**DATA PROVIDED**:
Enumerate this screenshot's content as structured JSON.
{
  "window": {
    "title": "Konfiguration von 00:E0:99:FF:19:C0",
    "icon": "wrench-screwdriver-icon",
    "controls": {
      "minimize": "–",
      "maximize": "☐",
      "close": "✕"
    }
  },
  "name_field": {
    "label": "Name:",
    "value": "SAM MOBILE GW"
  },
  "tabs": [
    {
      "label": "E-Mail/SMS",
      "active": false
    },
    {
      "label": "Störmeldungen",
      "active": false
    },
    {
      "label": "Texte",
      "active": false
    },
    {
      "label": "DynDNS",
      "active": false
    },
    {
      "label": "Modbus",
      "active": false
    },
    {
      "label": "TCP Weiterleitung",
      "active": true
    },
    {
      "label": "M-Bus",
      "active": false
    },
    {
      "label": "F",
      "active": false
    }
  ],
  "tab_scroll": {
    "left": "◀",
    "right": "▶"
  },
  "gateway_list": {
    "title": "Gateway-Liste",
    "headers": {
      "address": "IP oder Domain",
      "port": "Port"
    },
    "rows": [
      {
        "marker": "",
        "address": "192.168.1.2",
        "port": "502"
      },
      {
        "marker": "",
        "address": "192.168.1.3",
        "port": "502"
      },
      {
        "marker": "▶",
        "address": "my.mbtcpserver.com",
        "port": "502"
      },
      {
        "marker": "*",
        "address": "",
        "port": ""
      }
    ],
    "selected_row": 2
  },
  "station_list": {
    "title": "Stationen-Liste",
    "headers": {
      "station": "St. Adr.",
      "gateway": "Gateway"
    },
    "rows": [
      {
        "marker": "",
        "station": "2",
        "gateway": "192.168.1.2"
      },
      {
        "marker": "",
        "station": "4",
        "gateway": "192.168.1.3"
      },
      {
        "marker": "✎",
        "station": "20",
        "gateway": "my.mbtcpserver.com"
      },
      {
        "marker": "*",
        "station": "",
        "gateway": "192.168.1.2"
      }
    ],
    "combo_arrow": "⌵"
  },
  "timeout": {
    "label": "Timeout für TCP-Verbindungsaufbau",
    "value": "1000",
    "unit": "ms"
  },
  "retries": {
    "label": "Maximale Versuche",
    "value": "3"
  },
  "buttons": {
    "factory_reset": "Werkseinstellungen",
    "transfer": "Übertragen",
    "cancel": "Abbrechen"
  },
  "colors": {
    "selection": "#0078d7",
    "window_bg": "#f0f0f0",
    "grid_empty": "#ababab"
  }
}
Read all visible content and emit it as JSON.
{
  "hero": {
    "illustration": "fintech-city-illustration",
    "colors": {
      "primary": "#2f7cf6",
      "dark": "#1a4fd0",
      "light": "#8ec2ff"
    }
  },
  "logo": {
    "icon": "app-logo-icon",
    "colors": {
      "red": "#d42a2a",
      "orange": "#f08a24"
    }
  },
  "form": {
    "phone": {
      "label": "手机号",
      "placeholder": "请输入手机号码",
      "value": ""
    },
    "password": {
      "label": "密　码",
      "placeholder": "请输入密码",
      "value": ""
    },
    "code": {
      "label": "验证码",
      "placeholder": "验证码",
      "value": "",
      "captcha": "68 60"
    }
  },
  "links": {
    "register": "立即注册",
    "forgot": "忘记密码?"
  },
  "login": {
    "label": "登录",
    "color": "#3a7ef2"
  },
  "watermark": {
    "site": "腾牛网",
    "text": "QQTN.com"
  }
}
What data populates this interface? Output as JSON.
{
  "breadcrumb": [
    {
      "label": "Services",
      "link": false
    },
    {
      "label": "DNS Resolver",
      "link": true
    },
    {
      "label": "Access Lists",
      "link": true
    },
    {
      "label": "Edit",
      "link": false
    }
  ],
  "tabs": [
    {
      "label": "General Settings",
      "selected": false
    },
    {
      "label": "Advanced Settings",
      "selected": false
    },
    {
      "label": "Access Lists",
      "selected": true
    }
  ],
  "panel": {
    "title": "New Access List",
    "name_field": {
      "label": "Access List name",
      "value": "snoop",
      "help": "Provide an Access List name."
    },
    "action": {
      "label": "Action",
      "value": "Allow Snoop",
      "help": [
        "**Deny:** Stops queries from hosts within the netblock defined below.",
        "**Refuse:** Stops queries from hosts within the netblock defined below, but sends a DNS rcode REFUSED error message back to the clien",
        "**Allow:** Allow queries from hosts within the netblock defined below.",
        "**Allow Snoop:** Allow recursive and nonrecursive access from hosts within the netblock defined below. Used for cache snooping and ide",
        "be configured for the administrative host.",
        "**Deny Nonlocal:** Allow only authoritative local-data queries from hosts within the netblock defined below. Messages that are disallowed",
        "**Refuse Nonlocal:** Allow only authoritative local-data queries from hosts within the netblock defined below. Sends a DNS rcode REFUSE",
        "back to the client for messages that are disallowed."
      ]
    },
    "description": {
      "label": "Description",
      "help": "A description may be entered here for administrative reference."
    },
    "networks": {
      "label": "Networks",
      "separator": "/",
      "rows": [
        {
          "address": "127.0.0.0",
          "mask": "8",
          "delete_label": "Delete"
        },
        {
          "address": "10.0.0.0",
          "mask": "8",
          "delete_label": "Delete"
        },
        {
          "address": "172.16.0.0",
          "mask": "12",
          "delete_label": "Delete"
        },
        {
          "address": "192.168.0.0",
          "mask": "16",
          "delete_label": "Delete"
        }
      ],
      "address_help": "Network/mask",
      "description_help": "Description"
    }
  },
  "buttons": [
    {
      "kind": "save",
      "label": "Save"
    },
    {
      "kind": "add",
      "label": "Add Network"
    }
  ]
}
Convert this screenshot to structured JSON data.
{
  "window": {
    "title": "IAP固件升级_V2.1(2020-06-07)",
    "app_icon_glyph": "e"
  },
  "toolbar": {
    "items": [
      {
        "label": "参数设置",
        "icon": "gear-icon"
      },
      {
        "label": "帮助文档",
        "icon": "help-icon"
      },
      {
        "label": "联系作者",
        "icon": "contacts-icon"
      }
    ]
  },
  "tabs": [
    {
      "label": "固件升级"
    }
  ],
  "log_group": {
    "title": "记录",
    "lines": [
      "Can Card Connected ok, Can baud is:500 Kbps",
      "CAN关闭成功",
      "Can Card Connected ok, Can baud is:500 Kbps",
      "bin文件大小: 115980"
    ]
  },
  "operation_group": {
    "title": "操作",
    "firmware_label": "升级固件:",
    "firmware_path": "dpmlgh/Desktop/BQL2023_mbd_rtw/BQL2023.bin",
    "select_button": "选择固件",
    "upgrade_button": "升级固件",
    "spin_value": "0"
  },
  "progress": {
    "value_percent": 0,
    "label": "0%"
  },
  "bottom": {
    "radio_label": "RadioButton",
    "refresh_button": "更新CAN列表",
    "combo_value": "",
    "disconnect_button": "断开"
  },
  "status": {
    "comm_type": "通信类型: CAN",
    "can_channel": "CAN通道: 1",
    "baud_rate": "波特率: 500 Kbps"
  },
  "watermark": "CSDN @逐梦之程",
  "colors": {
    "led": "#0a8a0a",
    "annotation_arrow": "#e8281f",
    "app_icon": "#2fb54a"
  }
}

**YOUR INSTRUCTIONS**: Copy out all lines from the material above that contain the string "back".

**WRITTEN ANSWER**:
        "**Refuse:** Stops queries from hosts within the netblock defined below, but sends a DNS rcode REFUSED error message back to the clien",
        "back to the client for messages that are disallowed."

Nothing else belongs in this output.